Another researcher has implemented this proof of concept:
Strehle has set up a website that demonstrates how easy it is to track a user online using a favicon. He said it’s for research purposes, has released his source code online, and detailed a lengthy explanation of how supercookies work on his website.
The scariest part of the favicon vulnerability is how easily it bypasses traditional methods people use to keep themselves private online. According to Strehle, the supercookie bypasses the “private” mode of Chrome, Safari, Edge, and Firefox. Clearing your cache, surfing behind a VPN, or using an ad-blocker won’t stop a malicious favicon from tracking you.
Post Syndicated from Bruce Schneier original https://www.schneier.com/blog/archives/2020/08/identifying_peo_9.html
Interesting paper: “Replication: Why We Still Can’t Browse in Peace: On the Uniqueness and Reidentifiability of Web Browsing Histories“:

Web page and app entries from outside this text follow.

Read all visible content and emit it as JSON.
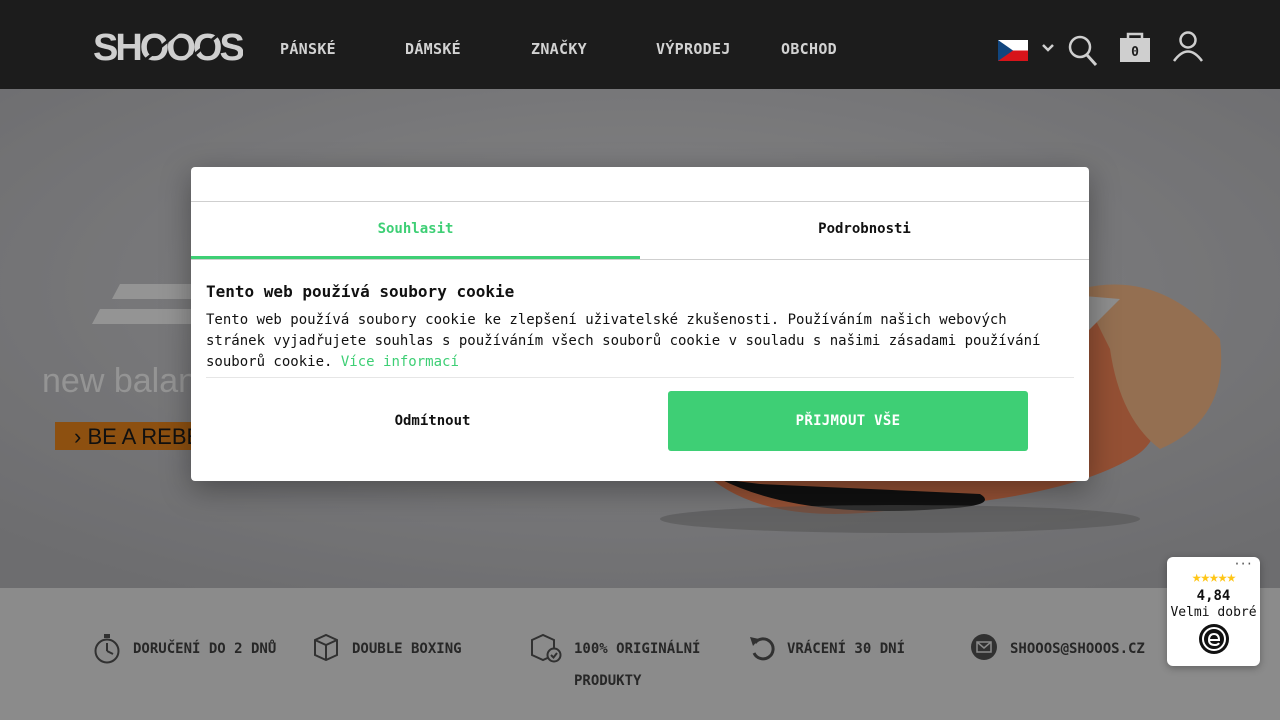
{
  "brand": {
    "logo_text": "SHOOOS"
  },
  "nav": {
    "items": [
      {
        "label": "PÁNSKÉ"
      },
      {
        "label": "DÁMSKÉ"
      },
      {
        "label": "ZNAČKY"
      },
      {
        "label": "VÝPRODEJ"
      },
      {
        "label": "OBCHOD"
      }
    ]
  },
  "header": {
    "language_icon": "czech-flag-icon",
    "cart_count": "0"
  },
  "hero": {
    "brand_text": "new balance",
    "tagline": "› BE A REBEL"
  },
  "cookie": {
    "tabs": [
      {
        "label": "Souhlasit"
      },
      {
        "label": "Podrobnosti"
      }
    ],
    "title": "Tento web používá soubory cookie",
    "text": "Tento web používá soubory cookie ke zlepšení uživatelské zkušenosti. Používáním našich webových stránek vyjadřujete souhlas s používáním všech souborů cookie v souladu s našimi zásadami používání souborů cookie.",
    "link": "Více informací",
    "reject": "Odmítnout",
    "accept": "PŘIJMOUT VŠE"
  },
  "features": [
    {
      "label": "DORUČENÍ DO 2 DNŮ",
      "icon": "stopwatch-icon"
    },
    {
      "label": "DOUBLE BOXING",
      "icon": "box-icon"
    },
    {
      "label": "100% ORIGINÁLNÍ PRODUKTY",
      "icon": "box-check-icon"
    },
    {
      "label": "VRÁCENÍ 30 DNÍ",
      "icon": "return-icon"
    },
    {
      "label": "SHOOOS@SHOOOS.CZ",
      "icon": "mail-icon"
    }
  ],
  "trust": {
    "stars": "★★★★★",
    "score": "4,84",
    "label": "Velmi dobré",
    "more": "···"
  },
  "colors": {
    "accent": "#3ecf75",
    "header_bg": "#1c1c1c",
    "star": "#ffc617"
  }
}
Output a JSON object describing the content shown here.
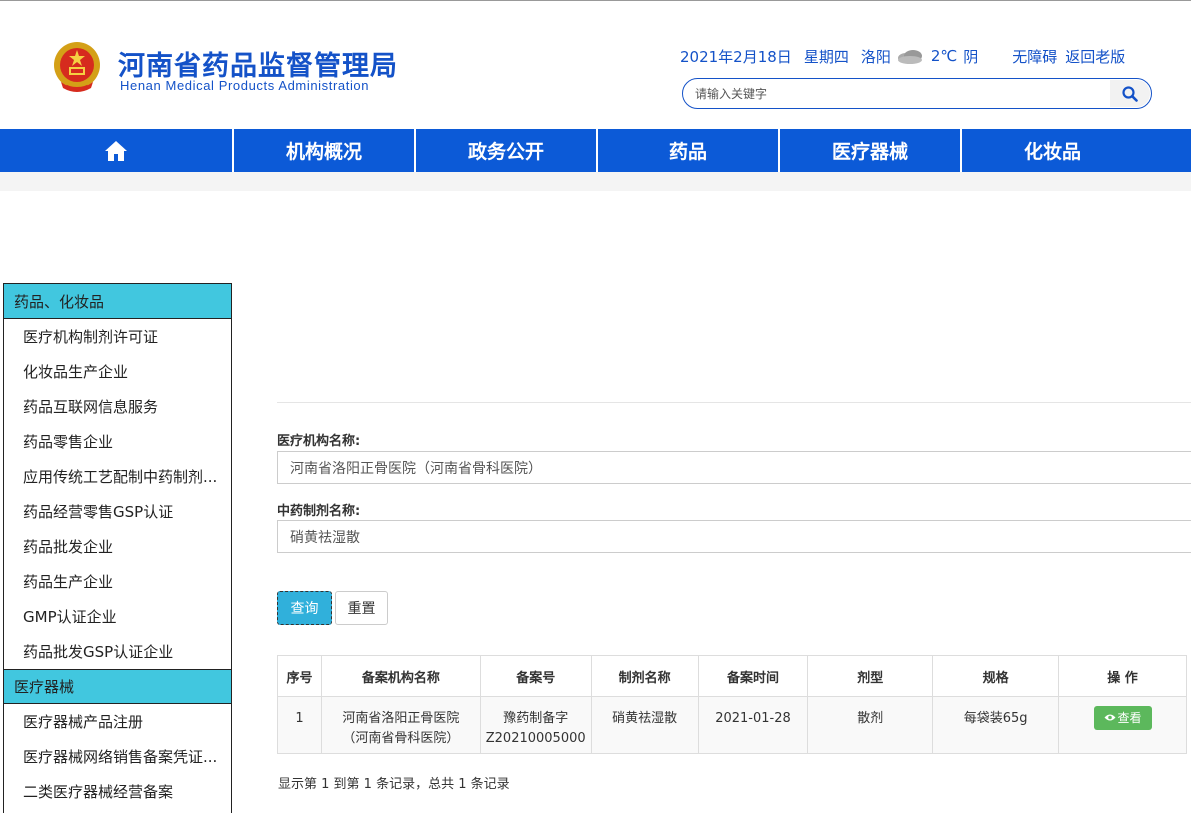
{
  "header": {
    "title": "河南省药品监督管理局",
    "subtitle": "Henan Medical Products Administration",
    "date": "2021年2月18日",
    "weekday": "星期四",
    "city": "洛阳",
    "temperature": "2℃",
    "weather": "阴",
    "accessibility_link": "无障碍",
    "old_version_link": "返回老版",
    "search_placeholder": "请输入关键字"
  },
  "nav": {
    "items": [
      {
        "label": "机构概况"
      },
      {
        "label": "政务公开"
      },
      {
        "label": "药品"
      },
      {
        "label": "医疗器械"
      },
      {
        "label": "化妆品"
      }
    ]
  },
  "sidebar": {
    "section1": "药品、化妆品",
    "items1": [
      "医疗机构制剂许可证",
      "化妆品生产企业",
      "药品互联网信息服务",
      "药品零售企业",
      "应用传统工艺配制中药制剂...",
      "药品经营零售GSP认证",
      "药品批发企业",
      "药品生产企业",
      "GMP认证企业",
      "药品批发GSP认证企业"
    ],
    "section2": "医疗器械",
    "items2": [
      "医疗器械产品注册",
      "医疗器械网络销售备案凭证...",
      "二类医疗器械经营备案"
    ]
  },
  "form": {
    "org_label": "医疗机构名称:",
    "org_value": "河南省洛阳正骨医院（河南省骨科医院）",
    "prep_label": "中药制剂名称:",
    "prep_value": "硝黄祛湿散",
    "query_button": "查询",
    "reset_button": "重置"
  },
  "table": {
    "headers": [
      "序号",
      "备案机构名称",
      "备案号",
      "制剂名称",
      "备案时间",
      "剂型",
      "规格",
      "操 作"
    ],
    "rows": [
      {
        "no": "1",
        "org_line1": "河南省洛阳正骨医院",
        "org_line2": "（河南省骨科医院）",
        "record_line1": "豫药制备字",
        "record_line2": "Z20210005000",
        "prep_name": "硝黄祛湿散",
        "date": "2021-01-28",
        "form": "散剂",
        "spec": "每袋装65g",
        "action": "查看"
      }
    ],
    "summary": "显示第 1 到第 1 条记录，总共 1 条记录"
  }
}
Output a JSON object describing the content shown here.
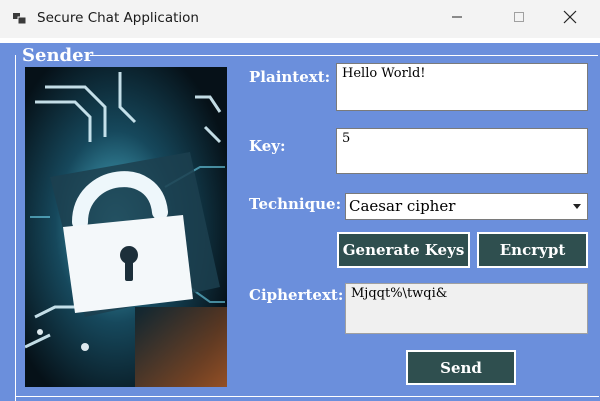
{
  "window": {
    "title": "Secure Chat Application",
    "icons": {
      "app": "app-icon",
      "minimize": "minimize-icon",
      "maximize": "maximize-icon",
      "close": "close-icon"
    }
  },
  "sender": {
    "group_label": "Sender",
    "image": "padlock-circuit-image",
    "plaintext": {
      "label": "Plaintext:",
      "value": "Hello World!"
    },
    "key": {
      "label": "Key:",
      "value": "5"
    },
    "technique": {
      "label": "Technique:",
      "selected": "Caesar cipher"
    },
    "buttons": {
      "generate_keys": "Generate Keys",
      "encrypt": "Encrypt",
      "send": "Send"
    },
    "ciphertext": {
      "label": "Ciphertext:",
      "value": "Mjqqt%\\twqi&"
    }
  },
  "colors": {
    "form_background": "#6b8fdc",
    "button_background": "#2f4f4f",
    "text_on_blue": "#ffffff"
  }
}
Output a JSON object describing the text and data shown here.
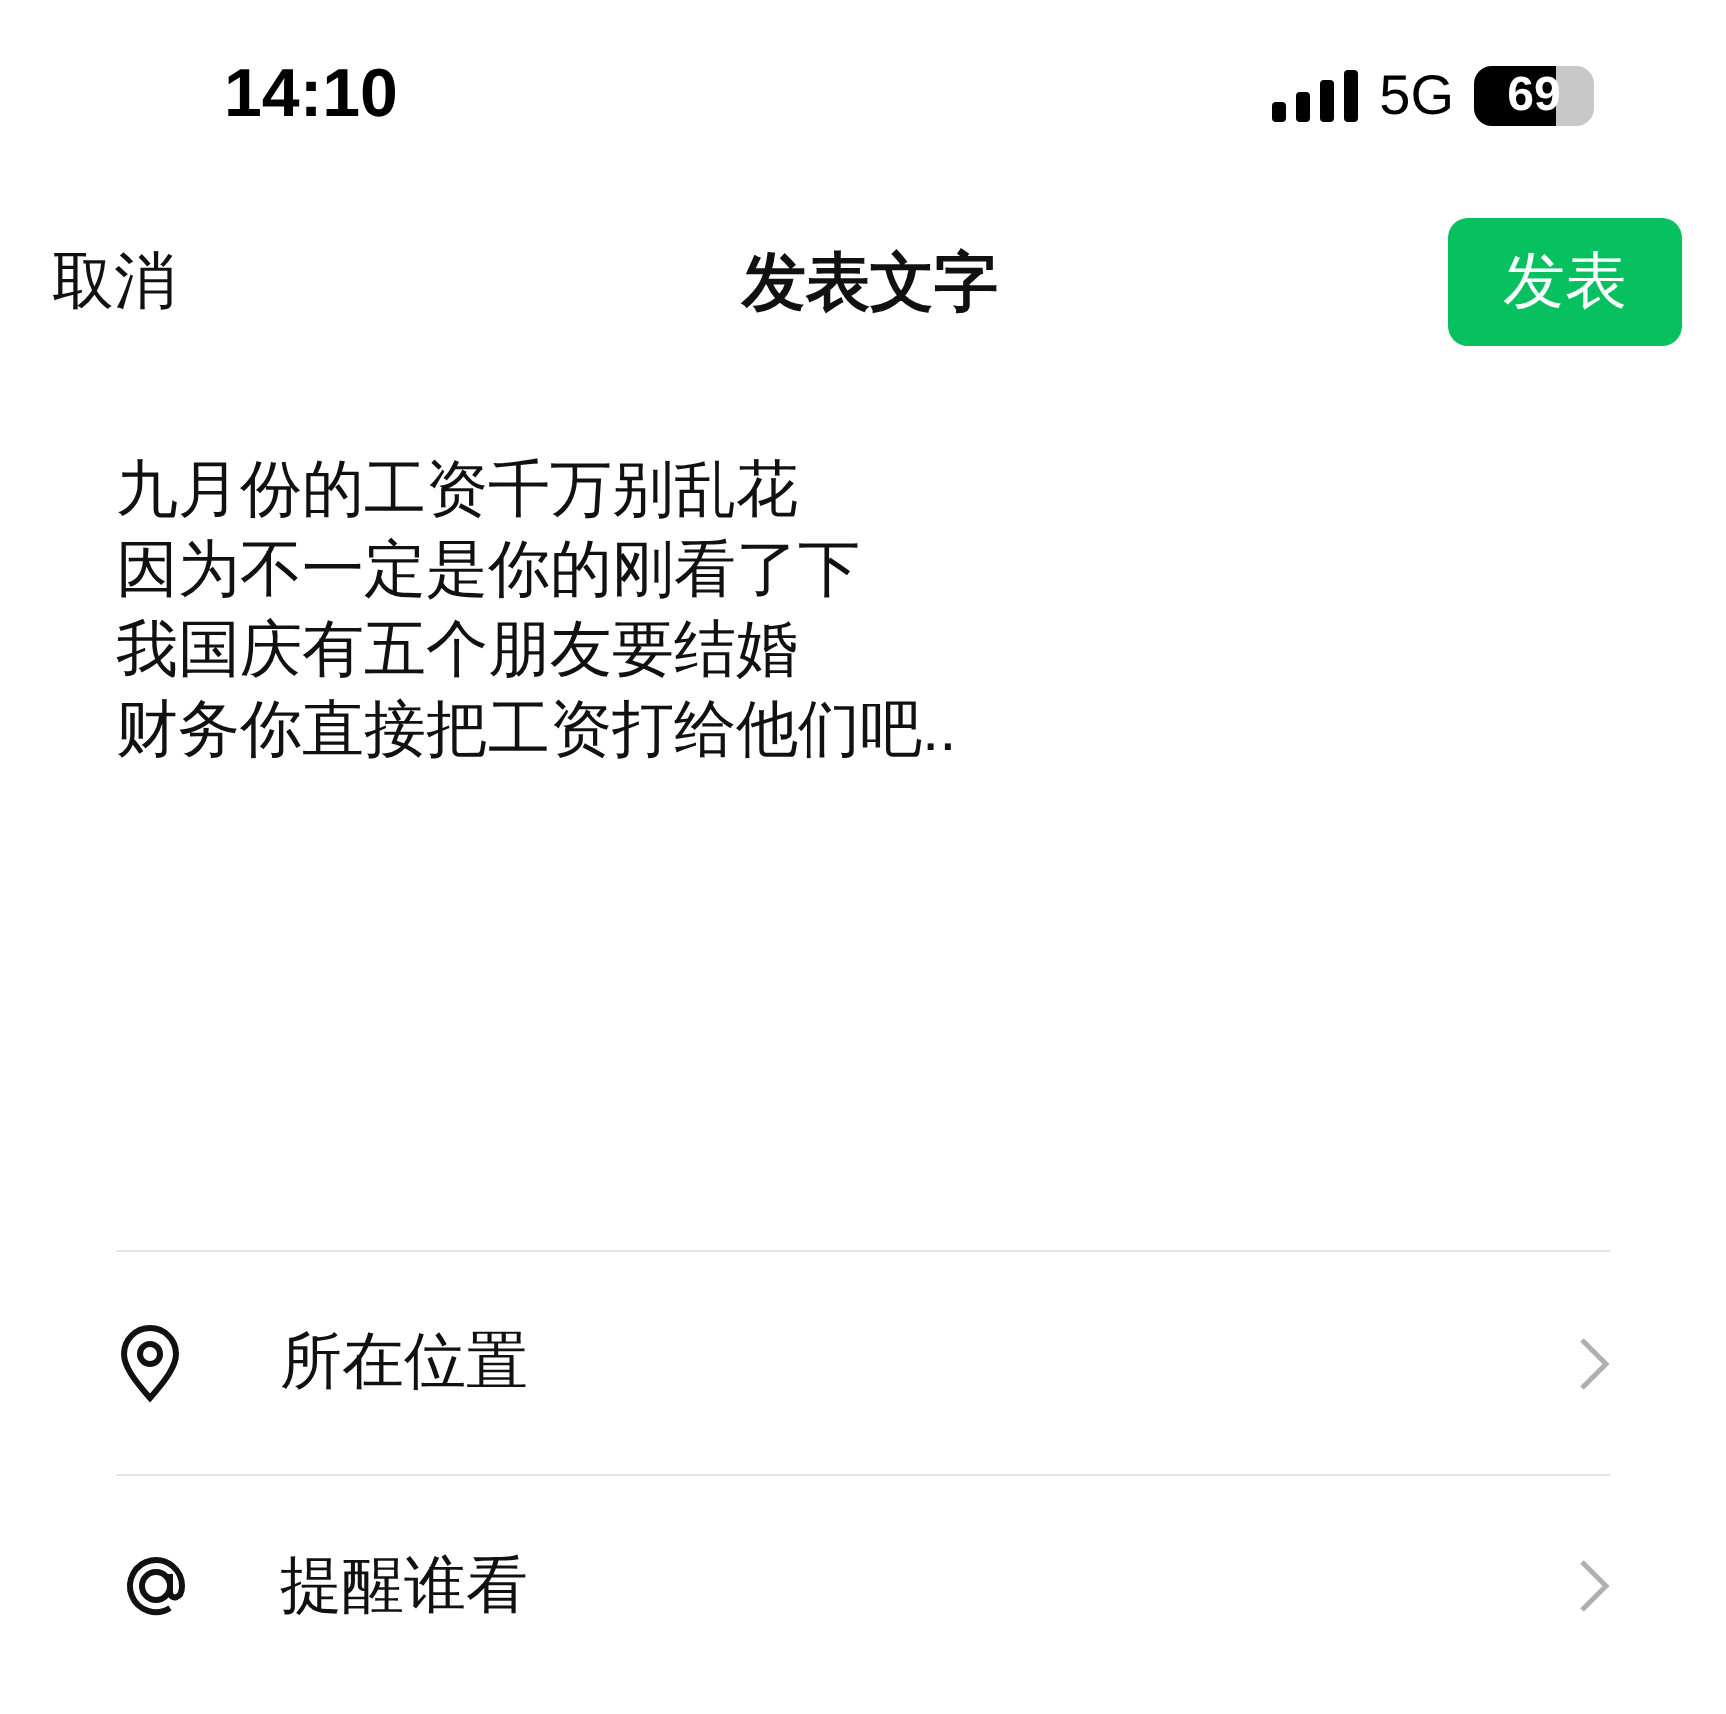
{
  "status_bar": {
    "time": "14:10",
    "network": "5G",
    "battery": "69"
  },
  "header": {
    "cancel": "取消",
    "title": "发表文字",
    "publish": "发表"
  },
  "post_text": [
    "九月份的工资千万别乱花",
    "因为不一定是你的刚看了下",
    "我国庆有五个朋友要结婚",
    "财务你直接把工资打给他们吧.."
  ],
  "options": [
    {
      "kind": "location",
      "label": "所在位置"
    },
    {
      "kind": "mention",
      "label": "提醒谁看"
    }
  ]
}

We examine the threat to individuals’ privacy based on the feasibility of reidentifying users through distinctive profiles of their browsing history visible to websites and third parties. This work replicates and extends the 2012 paper Why Johnny Can’t Browse in Peace: On the Uniqueness of Web Browsing History Patterns. The original work demonstrated that browsing profiles are highly distinctive and stable.We reproduce those results and extend the original work to detail the privacy risk posed by the aggregation of browsing histories. Our dataset consists of two weeks of browsing data from ~52,000 Firefox users. Our work replicates the original paper’s core findings by identifying 48,919 distinct browsing profiles, of which 99% are unique. High uniqueness hold seven when histories are truncated to just 100 top sites. Wethen find that for users who visited 50 or more distinct do-mains in the two-week data collection period, ~50% can be reidentified using the top 10k sites. Reidentifiability rose to over 80% for users that browsed 150 or more distinct domains.Finally, we observe numerous third parties pervasive enough to gather web histories sufficient to leverage browsing history as an identifier.
One of the authors of the original study comments on the replication.